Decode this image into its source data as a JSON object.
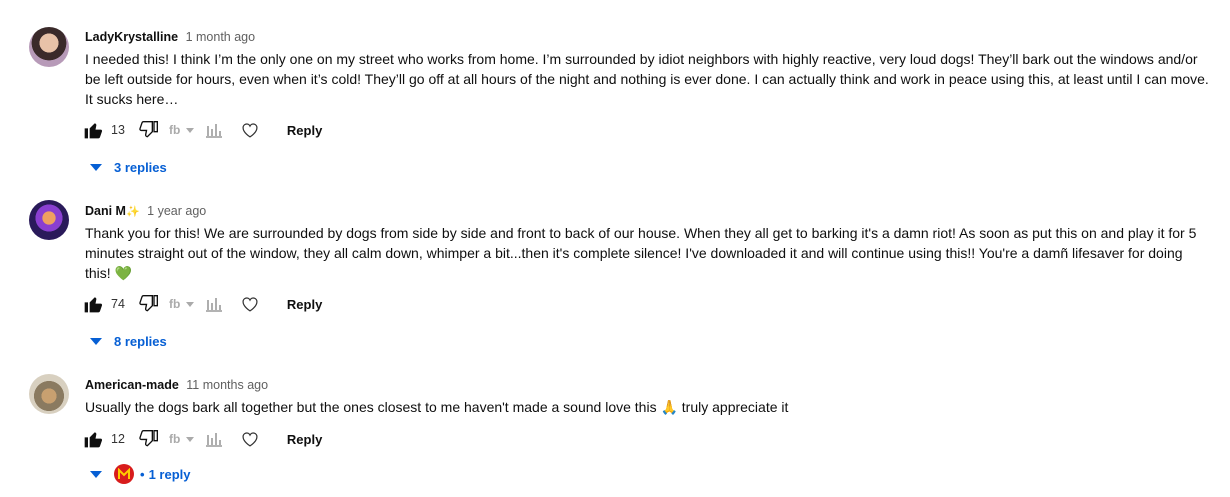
{
  "comments": [
    {
      "author": "LadyKrystalline",
      "time": "1 month ago",
      "text": "I needed this! I think I’m the only one on my street who works from home. I’m surrounded by idiot neighbors with highly reactive, very loud dogs! They’ll bark out the windows and/or be left outside for hours, even when it’s cold! They’ll go off at all hours of the night and nothing is ever done. I can actually think and work in peace using this, at least until I can move. It sucks here…",
      "likes": "13",
      "reply_label": "Reply",
      "replies_label": "3 replies"
    },
    {
      "author": "Dani M",
      "author_emoji": "✨",
      "time": "1 year ago",
      "text": "Thank you for this!  We are surrounded by dogs from side by side and front to back of our house.  When they all get to barking it's a damn riot!  As soon as put this on and play it for 5 minutes straight out of the window, they all calm down, whimper a bit...then it's complete silence!  I've downloaded it and will continue using this!! You're a damñ lifesaver for doing this! 💚",
      "likes": "74",
      "reply_label": "Reply",
      "replies_label": "8 replies"
    },
    {
      "author": "American-made",
      "time": "11 months ago",
      "text": "Usually the dogs bark all together but the ones closest to me haven't made a sound love this 🙏 truly appreciate it",
      "likes": "12",
      "reply_label": "Reply",
      "replies_label": "1 reply"
    }
  ],
  "icons": {
    "like": "thumbs-up-icon",
    "dislike": "thumbs-down-icon",
    "translate": "translate-icon",
    "stats": "bar-chart-icon",
    "heart": "heart-icon",
    "expand": "chevron-down-icon"
  },
  "colors": {
    "link": "#065fd4",
    "text": "#0f0f0f",
    "secondary": "#606060"
  }
}
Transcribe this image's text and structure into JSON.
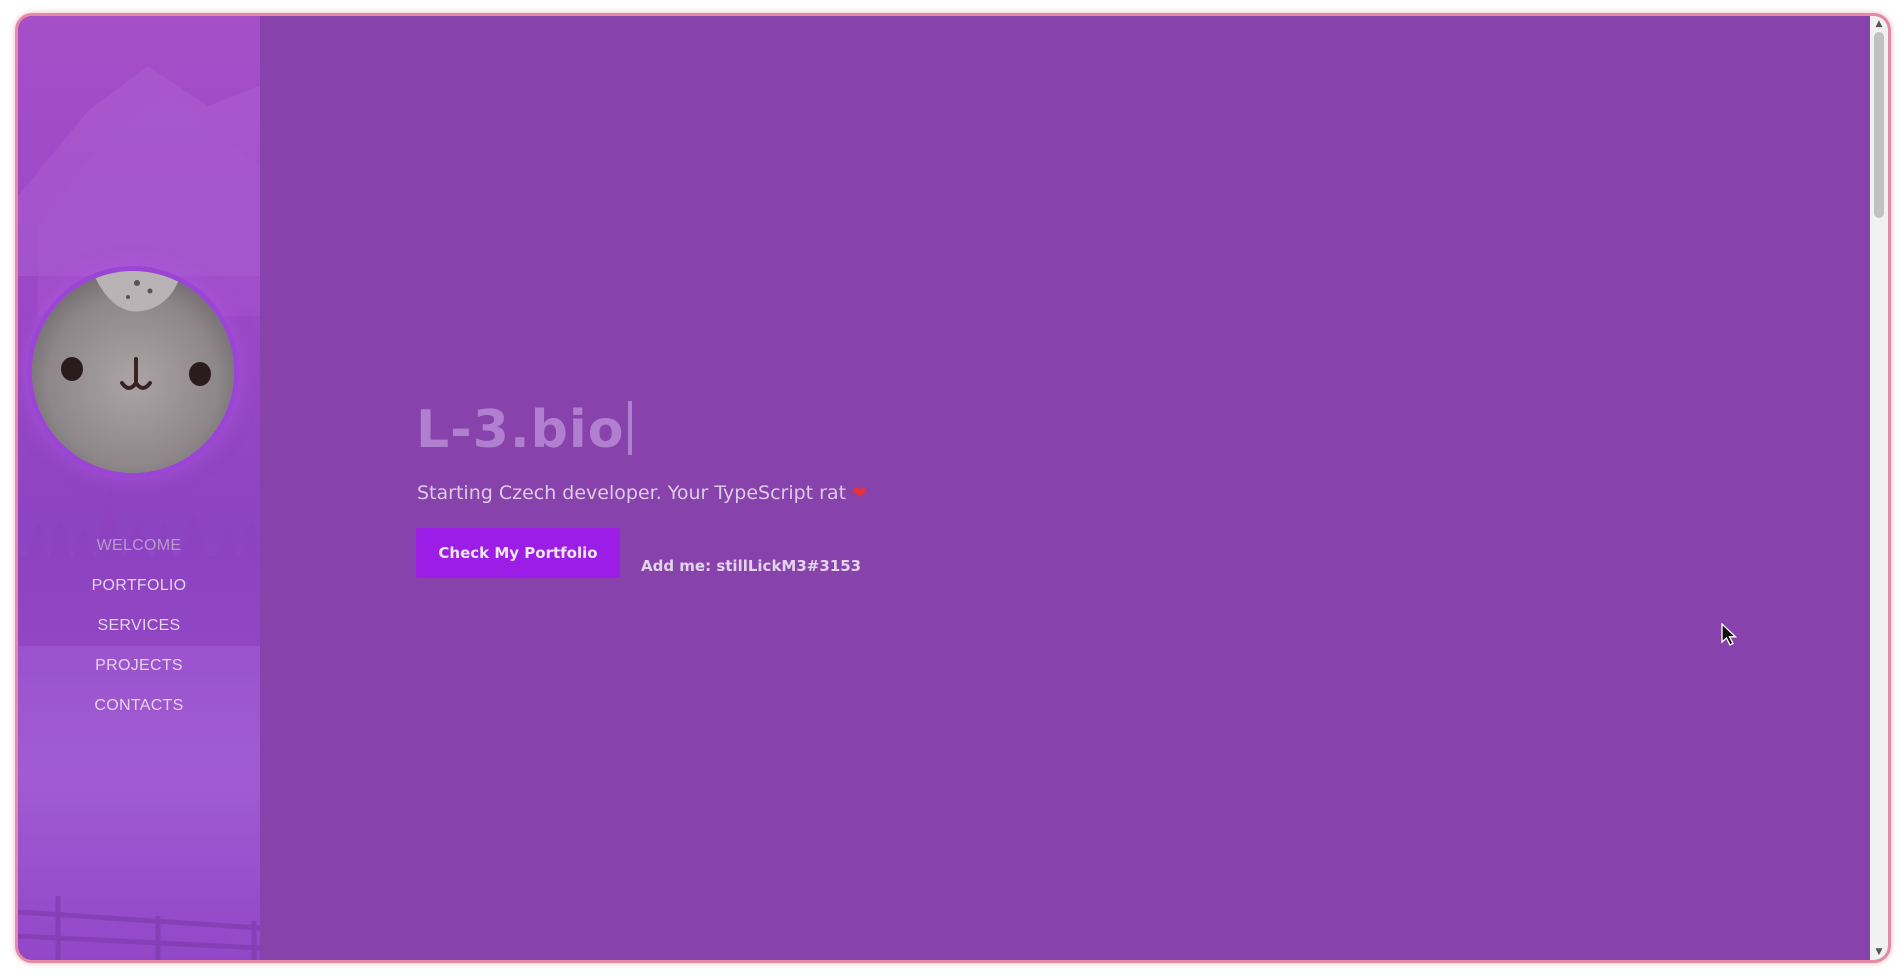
{
  "sidebar": {
    "avatar_icon": "plush-bunny-avatar",
    "nav": [
      {
        "label": "WELCOME",
        "active": true
      },
      {
        "label": "PORTFOLIO",
        "active": false
      },
      {
        "label": "SERVICES",
        "active": false
      },
      {
        "label": "PROJECTS",
        "active": false
      },
      {
        "label": "CONTACTS",
        "active": false
      }
    ]
  },
  "hero": {
    "title": "L-3.bio",
    "subtitle": "Starting Czech developer. Your TypeScript rat",
    "heart": "❤",
    "cta_label": "Check My Portfolio",
    "discord_label": "Add me: stillLickM3#3153"
  },
  "colors": {
    "background": "#8743ab",
    "accent_button": "#9b1de6",
    "frame_border": "#e58aa3"
  },
  "icons": [
    "scroll-up-arrow-icon",
    "scroll-down-arrow-icon",
    "heart-icon",
    "mouse-cursor-icon"
  ]
}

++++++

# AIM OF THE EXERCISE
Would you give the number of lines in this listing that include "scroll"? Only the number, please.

# RESULT
2